§ **What this task involves**: Without skipping or changing anything, print all the entries.

━━ The data ━━

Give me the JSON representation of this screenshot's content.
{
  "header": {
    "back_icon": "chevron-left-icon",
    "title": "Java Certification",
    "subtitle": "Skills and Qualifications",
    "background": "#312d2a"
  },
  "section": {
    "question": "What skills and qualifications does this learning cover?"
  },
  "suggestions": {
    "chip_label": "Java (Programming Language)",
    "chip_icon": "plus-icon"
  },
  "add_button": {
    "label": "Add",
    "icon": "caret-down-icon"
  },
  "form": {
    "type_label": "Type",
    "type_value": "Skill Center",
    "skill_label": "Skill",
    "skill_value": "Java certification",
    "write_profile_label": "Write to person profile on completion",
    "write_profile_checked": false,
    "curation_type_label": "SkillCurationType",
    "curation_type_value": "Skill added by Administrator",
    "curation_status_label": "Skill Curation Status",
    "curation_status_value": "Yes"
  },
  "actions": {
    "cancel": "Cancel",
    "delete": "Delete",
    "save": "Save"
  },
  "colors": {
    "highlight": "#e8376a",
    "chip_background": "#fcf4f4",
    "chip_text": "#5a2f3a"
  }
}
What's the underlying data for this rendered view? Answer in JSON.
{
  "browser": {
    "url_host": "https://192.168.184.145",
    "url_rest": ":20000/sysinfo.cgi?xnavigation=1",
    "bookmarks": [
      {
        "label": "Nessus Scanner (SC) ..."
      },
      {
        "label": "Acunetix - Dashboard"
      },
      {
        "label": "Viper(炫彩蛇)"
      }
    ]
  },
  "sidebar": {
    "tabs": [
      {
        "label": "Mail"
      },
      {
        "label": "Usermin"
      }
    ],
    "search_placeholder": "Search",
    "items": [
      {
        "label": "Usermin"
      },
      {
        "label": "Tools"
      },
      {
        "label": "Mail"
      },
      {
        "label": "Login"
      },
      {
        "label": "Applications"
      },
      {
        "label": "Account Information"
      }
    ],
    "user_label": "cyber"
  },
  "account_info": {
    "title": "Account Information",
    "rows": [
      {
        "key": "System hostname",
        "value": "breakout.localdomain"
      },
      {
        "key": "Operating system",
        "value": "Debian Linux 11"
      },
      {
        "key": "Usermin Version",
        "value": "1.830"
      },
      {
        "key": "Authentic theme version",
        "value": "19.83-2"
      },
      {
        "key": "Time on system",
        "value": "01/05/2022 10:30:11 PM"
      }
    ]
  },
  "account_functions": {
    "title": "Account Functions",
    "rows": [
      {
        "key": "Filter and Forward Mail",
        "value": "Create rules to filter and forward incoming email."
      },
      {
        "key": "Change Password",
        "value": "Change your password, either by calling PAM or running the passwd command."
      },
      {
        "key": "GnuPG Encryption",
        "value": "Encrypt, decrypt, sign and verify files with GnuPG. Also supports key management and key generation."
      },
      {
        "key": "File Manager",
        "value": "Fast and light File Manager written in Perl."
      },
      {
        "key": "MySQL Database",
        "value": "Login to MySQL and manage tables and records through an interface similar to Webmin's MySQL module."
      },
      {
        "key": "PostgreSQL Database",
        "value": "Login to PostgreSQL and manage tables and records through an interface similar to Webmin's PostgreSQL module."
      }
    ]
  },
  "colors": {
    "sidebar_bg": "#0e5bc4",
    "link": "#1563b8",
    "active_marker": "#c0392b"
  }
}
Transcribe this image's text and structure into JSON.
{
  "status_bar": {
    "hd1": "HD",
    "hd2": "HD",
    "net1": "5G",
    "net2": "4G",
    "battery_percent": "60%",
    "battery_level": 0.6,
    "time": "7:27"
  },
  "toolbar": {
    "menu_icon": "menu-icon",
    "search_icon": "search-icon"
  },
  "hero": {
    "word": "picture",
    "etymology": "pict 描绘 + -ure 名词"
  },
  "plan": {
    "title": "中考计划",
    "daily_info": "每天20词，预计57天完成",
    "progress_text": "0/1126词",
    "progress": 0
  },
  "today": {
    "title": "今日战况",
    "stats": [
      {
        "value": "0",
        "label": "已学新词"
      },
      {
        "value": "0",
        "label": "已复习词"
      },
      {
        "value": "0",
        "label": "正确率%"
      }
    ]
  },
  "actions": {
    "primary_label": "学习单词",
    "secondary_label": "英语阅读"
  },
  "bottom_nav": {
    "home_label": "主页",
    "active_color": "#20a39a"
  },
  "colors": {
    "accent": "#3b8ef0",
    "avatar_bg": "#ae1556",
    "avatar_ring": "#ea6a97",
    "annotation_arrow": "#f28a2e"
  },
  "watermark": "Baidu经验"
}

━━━

§ **Reply**:
Give me the JSON representation of this screenshot's content.
{
  "header": {
    "back_icon": "chevron-left-icon",
    "title": "Java Certification",
    "subtitle": "Skills and Qualifications",
    "background": "#312d2a"
  },
  "section": {
    "question": "What skills and qualifications does this learning cover?"
  },
  "suggestions": {
    "chip_label": "Java (Programming Language)",
    "chip_icon": "plus-icon"
  },
  "add_button": {
    "label": "Add",
    "icon": "caret-down-icon"
  },
  "form": {
    "type_label": "Type",
    "type_value": "Skill Center",
    "skill_label": "Skill",
    "skill_value": "Java certification",
    "write_profile_label": "Write to person profile on completion",
    "write_profile_checked": false,
    "curation_type_label": "SkillCurationType",
    "curation_type_value": "Skill added by Administrator",
    "curation_status_label": "Skill Curation Status",
    "curation_status_value": "Yes"
  },
  "actions": {
    "cancel": "Cancel",
    "delete": "Delete",
    "save": "Save"
  },
  "colors": {
    "highlight": "#e8376a",
    "chip_background": "#fcf4f4",
    "chip_text": "#5a2f3a"
  }
}
What's the underlying data for this rendered view? Answer in JSON.
{
  "browser": {
    "url_host": "https://192.168.184.145",
    "url_rest": ":20000/sysinfo.cgi?xnavigation=1",
    "bookmarks": [
      {
        "label": "Nessus Scanner (SC) ..."
      },
      {
        "label": "Acunetix - Dashboard"
      },
      {
        "label": "Viper(炫彩蛇)"
      }
    ]
  },
  "sidebar": {
    "tabs": [
      {
        "label": "Mail"
      },
      {
        "label": "Usermin"
      }
    ],
    "search_placeholder": "Search",
    "items": [
      {
        "label": "Usermin"
      },
      {
        "label": "Tools"
      },
      {
        "label": "Mail"
      },
      {
        "label": "Login"
      },
      {
        "label": "Applications"
      },
      {
        "label": "Account Information"
      }
    ],
    "user_label": "cyber"
  },
  "account_info": {
    "title": "Account Information",
    "rows": [
      {
        "key": "System hostname",
        "value": "breakout.localdomain"
      },
      {
        "key": "Operating system",
        "value": "Debian Linux 11"
      },
      {
        "key": "Usermin Version",
        "value": "1.830"
      },
      {
        "key": "Authentic theme version",
        "value": "19.83-2"
      },
      {
        "key": "Time on system",
        "value": "01/05/2022 10:30:11 PM"
      }
    ]
  },
  "account_functions": {
    "title": "Account Functions",
    "rows": [
      {
        "key": "Filter and Forward Mail",
        "value": "Create rules to filter and forward incoming email."
      },
      {
        "key": "Change Password",
        "value": "Change your password, either by calling PAM or running the passwd command."
      },
      {
        "key": "GnuPG Encryption",
        "value": "Encrypt, decrypt, sign and verify files with GnuPG. Also supports key management and key generation."
      },
      {
        "key": "File Manager",
        "value": "Fast and light File Manager written in Perl."
      },
      {
        "key": "MySQL Database",
        "value": "Login to MySQL and manage tables and records through an interface similar to Webmin's MySQL module."
      },
      {
        "key": "PostgreSQL Database",
        "value": "Login to PostgreSQL and manage tables and records through an interface similar to Webmin's PostgreSQL module."
      }
    ]
  },
  "colors": {
    "sidebar_bg": "#0e5bc4",
    "link": "#1563b8",
    "active_marker": "#c0392b"
  }
}
Transcribe this image's text and structure into JSON.
{
  "status_bar": {
    "hd1": "HD",
    "hd2": "HD",
    "net1": "5G",
    "net2": "4G",
    "battery_percent": "60%",
    "battery_level": 0.6,
    "time": "7:27"
  },
  "toolbar": {
    "menu_icon": "menu-icon",
    "search_icon": "search-icon"
  },
  "hero": {
    "word": "picture",
    "etymology": "pict 描绘 + -ure 名词"
  },
  "plan": {
    "title": "中考计划",
    "daily_info": "每天20词，预计57天完成",
    "progress_text": "0/1126词",
    "progress": 0
  },
  "today": {
    "title": "今日战况",
    "stats": [
      {
        "value": "0",
        "label": "已学新词"
      },
      {
        "value": "0",
        "label": "已复习词"
      },
      {
        "value": "0",
        "label": "正确率%"
      }
    ]
  },
  "actions": {
    "primary_label": "学习单词",
    "secondary_label": "英语阅读"
  },
  "bottom_nav": {
    "home_label": "主页",
    "active_color": "#20a39a"
  },
  "colors": {
    "accent": "#3b8ef0",
    "avatar_bg": "#ae1556",
    "avatar_ring": "#ea6a97",
    "annotation_arrow": "#f28a2e"
  },
  "watermark": "Baidu经验"
}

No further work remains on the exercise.